If you want to investigate more about what’s happening, it might be enlightening to call object_walker from one of your inner state machine methods (You can install it as a git-importable domain from here). This will show the automation instance hierarchy at the point from which it’s called, for example:

 --- automation instance hierarchy ---
 /General_pemcg/StateMachines/Demo/StateMachine1  ($evm.root)
 |    /General_pemcg/StateMachines/Demo/StateMachine2
 |    |    /General_pemcg/Stuff/Methods/Test2  ($evm.parent)
 |    |    |    /Investigative_Debugging/Discovery/ObjectWalker/object_walker  ($evm.object)

You’ll see that the hierarchy is shorter in retry calls of the method as the state machine isn’t re-executing earlier instances. You’ll also see some of the current state-related $evm.root attributes such as:

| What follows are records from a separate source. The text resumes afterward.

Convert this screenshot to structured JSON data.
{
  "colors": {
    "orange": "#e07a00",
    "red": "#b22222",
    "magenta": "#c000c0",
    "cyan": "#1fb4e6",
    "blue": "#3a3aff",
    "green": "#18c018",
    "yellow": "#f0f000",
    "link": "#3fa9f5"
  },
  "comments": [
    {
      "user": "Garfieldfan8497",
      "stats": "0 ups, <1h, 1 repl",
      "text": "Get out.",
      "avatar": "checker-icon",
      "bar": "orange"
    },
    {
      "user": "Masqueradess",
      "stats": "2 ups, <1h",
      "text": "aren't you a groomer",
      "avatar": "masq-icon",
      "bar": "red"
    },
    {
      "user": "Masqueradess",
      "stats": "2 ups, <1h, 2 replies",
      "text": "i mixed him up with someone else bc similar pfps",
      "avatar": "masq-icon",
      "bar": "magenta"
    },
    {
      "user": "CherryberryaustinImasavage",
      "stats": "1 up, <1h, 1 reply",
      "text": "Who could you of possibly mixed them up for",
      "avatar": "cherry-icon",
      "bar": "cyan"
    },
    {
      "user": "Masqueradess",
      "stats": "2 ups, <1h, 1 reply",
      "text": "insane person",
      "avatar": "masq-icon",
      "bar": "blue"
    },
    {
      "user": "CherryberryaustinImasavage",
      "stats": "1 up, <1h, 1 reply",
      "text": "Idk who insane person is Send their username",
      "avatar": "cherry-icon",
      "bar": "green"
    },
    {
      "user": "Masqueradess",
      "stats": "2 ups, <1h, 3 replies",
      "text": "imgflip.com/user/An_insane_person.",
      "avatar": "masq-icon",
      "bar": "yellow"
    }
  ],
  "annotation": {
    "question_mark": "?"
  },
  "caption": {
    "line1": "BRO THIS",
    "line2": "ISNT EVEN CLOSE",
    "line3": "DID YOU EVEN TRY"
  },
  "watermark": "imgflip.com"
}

 |    $evm.root['ae_next_state'] =    (type: String)
 |    $evm.root['ae_result'] = ok   (type: String)
 |    $evm.root['ae_retry_server_affinity'] = false   (type: FalseClass)
 |    $evm.root['ae_state'] = State3   (type: String)
 |    $evm.root['ae_state_max_retries'] = 10   (type: Fixnum)
 |    $evm.root['ae_state_retries'] = 3   (type: Fixnum)
 |    $evm.root['ae_state_started'] = 2017-11-08 09:00:04 UTC   (type: String)
 |    $evm.root['ae_state_step'] = main   (type: String)
 |    $evm.root['ae_status_state'] = on_entry   (type: String)

Hope this helps,
pemcg